    Election 2015: Meet the top 12 wacky candidates seeking your vote in May

    Election 2015

    Meet the top 12 wacky candidates seeking your vote in May
    Countdown to the election: Operation Save Danny Alexander shifts into high gear as the SNP target his Commons seat

    Operation Save Danny Alexander shifts into high gear

    The Chief Secretary to the Treasury didn’t forget his Highland roots in the Budget. But the SNP is after his Commons seat
    The US economy is under threat because of its neglected infrastructure

    The US is getting frayed at the edges

    Public spending on infrastructure is only half of Europe’s, and some say the nation’s very prosperity is threatened, says Rupert Cornwell
    Mad Men final episodes: Museum exhibition just part of the hoopla greeting end of 1960s-set TV hit

    New Yorkers raise a glass to Mad Men

    A museum exhibition is just part of the hoopla greeting the final run of the 1960s-set TV hit
    Land speed record: British-built hybrid rocket car aims to be the fastest on Earth

    British-built hybrid rocket car aims to be the fastest on Earth

    Bloodhound SSC will attempt to set a new standard in South Africa's Kalahari desert
    Housebuilders go back to basics by using traditional methods and materials

    Housebuilders go back to basics - throwing mud at the wall until it sticks

    Traditional materials are ticking all the construction boxes: they are cheap, green – and anyone can use them
    Daniel Brühl: 'When you have success abroad, you become a traitor. Envy is very German'

    Daniel Brühl: 'Envy is very German'

    He's got stick for his golden acting career and for his beloved restaurant - but Daniel Brühl is staying put in Berlin (where at least the grannies love him)
    How Leica transformed photography for ever: Celebrating 100 years of the famous camera

    Celebrating 100 years of Leica

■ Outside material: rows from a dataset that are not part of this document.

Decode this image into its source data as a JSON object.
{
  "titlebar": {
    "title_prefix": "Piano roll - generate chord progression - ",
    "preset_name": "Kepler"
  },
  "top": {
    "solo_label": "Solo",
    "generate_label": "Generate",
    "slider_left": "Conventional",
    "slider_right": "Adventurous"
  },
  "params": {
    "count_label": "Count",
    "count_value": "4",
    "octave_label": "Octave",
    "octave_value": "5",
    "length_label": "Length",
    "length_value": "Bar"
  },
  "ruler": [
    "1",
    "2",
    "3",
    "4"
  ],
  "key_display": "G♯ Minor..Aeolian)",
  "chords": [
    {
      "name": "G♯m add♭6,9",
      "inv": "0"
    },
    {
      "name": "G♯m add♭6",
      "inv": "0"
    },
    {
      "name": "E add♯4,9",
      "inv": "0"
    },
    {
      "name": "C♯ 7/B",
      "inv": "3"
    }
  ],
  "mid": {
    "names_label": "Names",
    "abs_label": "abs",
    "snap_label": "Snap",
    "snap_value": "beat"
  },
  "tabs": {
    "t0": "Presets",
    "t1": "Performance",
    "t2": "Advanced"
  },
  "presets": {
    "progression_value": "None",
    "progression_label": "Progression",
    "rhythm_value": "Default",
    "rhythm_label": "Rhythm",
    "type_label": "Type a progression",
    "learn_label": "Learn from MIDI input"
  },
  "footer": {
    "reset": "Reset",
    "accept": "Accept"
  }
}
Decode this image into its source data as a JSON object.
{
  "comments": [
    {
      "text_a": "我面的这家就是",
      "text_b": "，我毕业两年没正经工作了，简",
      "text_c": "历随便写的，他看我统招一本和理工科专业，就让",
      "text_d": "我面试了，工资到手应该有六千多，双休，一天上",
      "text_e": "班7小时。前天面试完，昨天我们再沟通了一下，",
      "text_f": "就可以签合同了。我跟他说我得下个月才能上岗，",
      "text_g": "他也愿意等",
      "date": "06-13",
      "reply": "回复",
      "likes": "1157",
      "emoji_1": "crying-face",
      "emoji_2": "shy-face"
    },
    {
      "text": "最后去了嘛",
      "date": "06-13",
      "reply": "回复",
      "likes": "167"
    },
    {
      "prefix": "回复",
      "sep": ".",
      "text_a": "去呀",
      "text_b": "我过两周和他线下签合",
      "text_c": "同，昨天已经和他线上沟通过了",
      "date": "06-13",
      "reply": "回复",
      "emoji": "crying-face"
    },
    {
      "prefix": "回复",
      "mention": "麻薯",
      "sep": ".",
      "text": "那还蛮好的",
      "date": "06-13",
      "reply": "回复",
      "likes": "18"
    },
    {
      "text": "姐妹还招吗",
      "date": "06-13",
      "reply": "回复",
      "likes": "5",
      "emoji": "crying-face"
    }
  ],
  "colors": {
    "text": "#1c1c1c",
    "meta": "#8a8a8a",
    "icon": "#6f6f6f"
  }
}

    A new book reveals how this elegant, lightweight box of tricks would transform the way we saw life on the street and in fashion, on the battlefield and across the world